“What's in a name? That which we call a rose by any other name would smell as sweet.” This line from Shakespeare’s Romeo and Juliet reinforces the idea that the core essence of a person or thing is what matters most, not what it is called. I would argue, however, that in the branding of a product, service or organization, naming is critical to success. Brand names should be specific, distinct, and relevant in order to leave a lasting impression in the mind of the consumer.
Choose a brand name that has meaning behind it, or that is specific to the type of product or industry. Avoid being overly generic. Kinko’s, named after the founder’s “kinky” red hair, soon became FedEx Kinko’s after being purchased in 2004. Not only was this a mouthful to say, it diluted the perception of the Kinko’s brand. And in 2008, when the name changed to FedEx Office, it became two generic words (how often do we say that we are going to “fedex a package”? In this manner even the corporate name has become part of our everyday vernacular). I still refer to the store as Kinko’s.
Another way to keep a brand name simple is to avoid names with too many syllables; that incorporate parts of many different or unrelated words; or that may be difficult to pronounce or spell (this coming from a branding firm called “Indicia”). Some companies approach naming determined to find something that can also be used as a domain for the web. Basing an entire brand strategy on whether or not a URL is available is a risky endeavor, since almost every word in the English language has already been registered as a domain name.
It is important that your brand stand out and be distinct from the competition. It wasn’t too long ago that placement within the Yellow Pages guaranteed differentiation among brand names. Since phone number listings and ads appeared in alphanumeric order, brands such as “AAA this” or “ABC that“ became the norm. Now it is possible for customers to “google” products or services, making the Yellow Pages all but obsolete. The importance of a name beginning with the letter “A” is now totally irrelevant.
In some cases an owner or founder’s name is used for the brand.
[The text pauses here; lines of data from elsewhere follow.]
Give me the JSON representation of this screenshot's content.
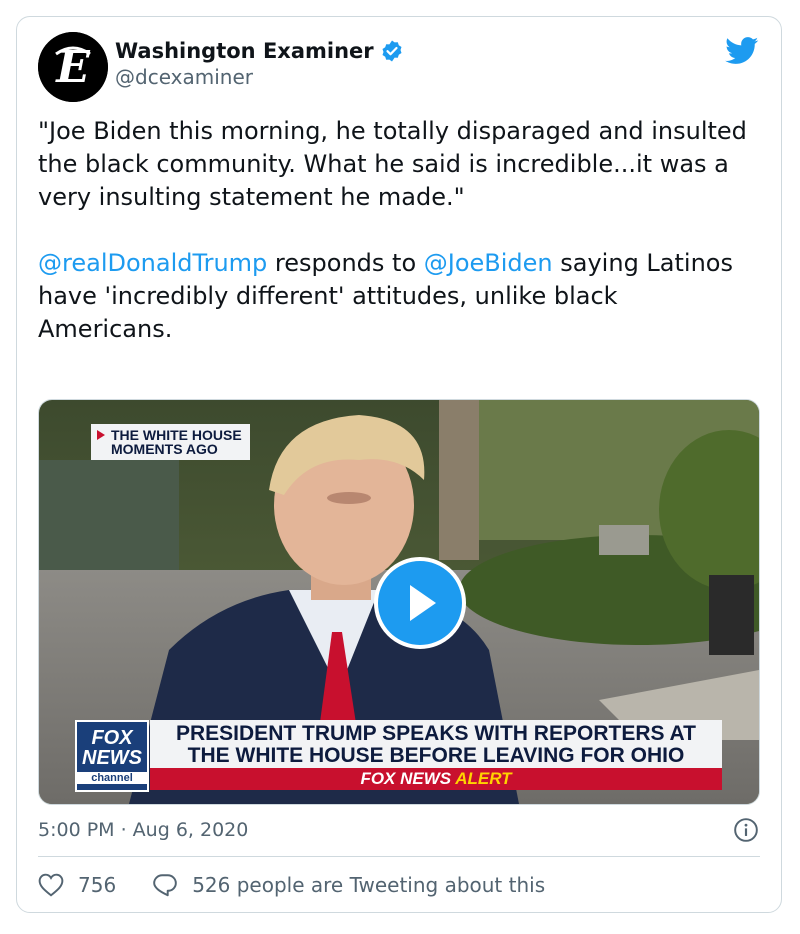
{
  "author": {
    "name": "Washington Examiner",
    "handle": "@dcexaminer",
    "avatar_icon": "washington-examiner-logo",
    "verified_icon": "verified-badge-icon"
  },
  "tweet": {
    "quote": "\"Joe Biden this morning, he totally disparaged and insulted the black community. What he said is incredible...it was a very insulting statement he made.\"",
    "mention_trump": "@realDonaldTrump",
    "responds_to": " responds to ",
    "mention_biden": "@JoeBiden",
    "rest": " saying Latinos have 'incredibly different' attitudes, unlike black Americans."
  },
  "video": {
    "locator_line1": "THE WHITE HOUSE",
    "locator_line2": "MOMENTS AGO",
    "banner_line1": "PRESIDENT TRUMP SPEAKS WITH REPORTERS AT",
    "banner_line2": "THE WHITE HOUSE BEFORE LEAVING FOR OHIO",
    "alert_brand": "FOX NEWS",
    "alert_word": "ALERT",
    "logo_line1": "FOX",
    "logo_line2": "NEWS",
    "logo_line3": "channel",
    "play_icon": "play-icon"
  },
  "meta": {
    "timestamp": "5:00 PM · Aug 6, 2020",
    "info_icon": "info-icon"
  },
  "stats": {
    "likes": "756",
    "replies_text": "526 people are Tweeting about this"
  },
  "colors": {
    "accent": "#1d9bf0",
    "text": "#0f1419",
    "muted": "#536471",
    "fox_red": "#c8102e",
    "fox_blue": "#1a3f7a"
  }
}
The problem is that ultimately the perception and success of the brand becomes tied to an individual, and it can be difficult to transition to new ownership or sell because of the equity that exists within the market. Many law firms (and even some advertising agencies) take this “name on the door” approach, having multiple partner names define the brand in what could be mistaken for a sentence. When the receptionist answers the phone, they must resort to identifying the company as “Law Firm,” since otherwise it would take too long (and too much breath) to say the whole name.
The more relevant and less generic a brand name, the more it will stand out among a crowded marketplace. Using initials or abbreviations for a company might sound like a good alternative to help simplify a brand’s name, but when it comes time to making a purchase decision, will the customer remember those three letters, or get them confused with something else?
Likewise, adjectives within a brand name that are used describe the quality or type of product or service should also be avoided. You would think that a company called “Creative Marketing” or “Creative Planning” would have a more creative name.
Developing a name that is simple, unique, and memorable is just the first step in creating an enduring brand. The ultimate value of a product, service or organization will be judged by its quality (“the sweetness” alluded to in Romeo and Juliet). However, a positive first impression must first be built around that brand, particularly when it comes time for a buying decision to be made from among all like-brands.
—Ryan Hembree, principal/brand strategy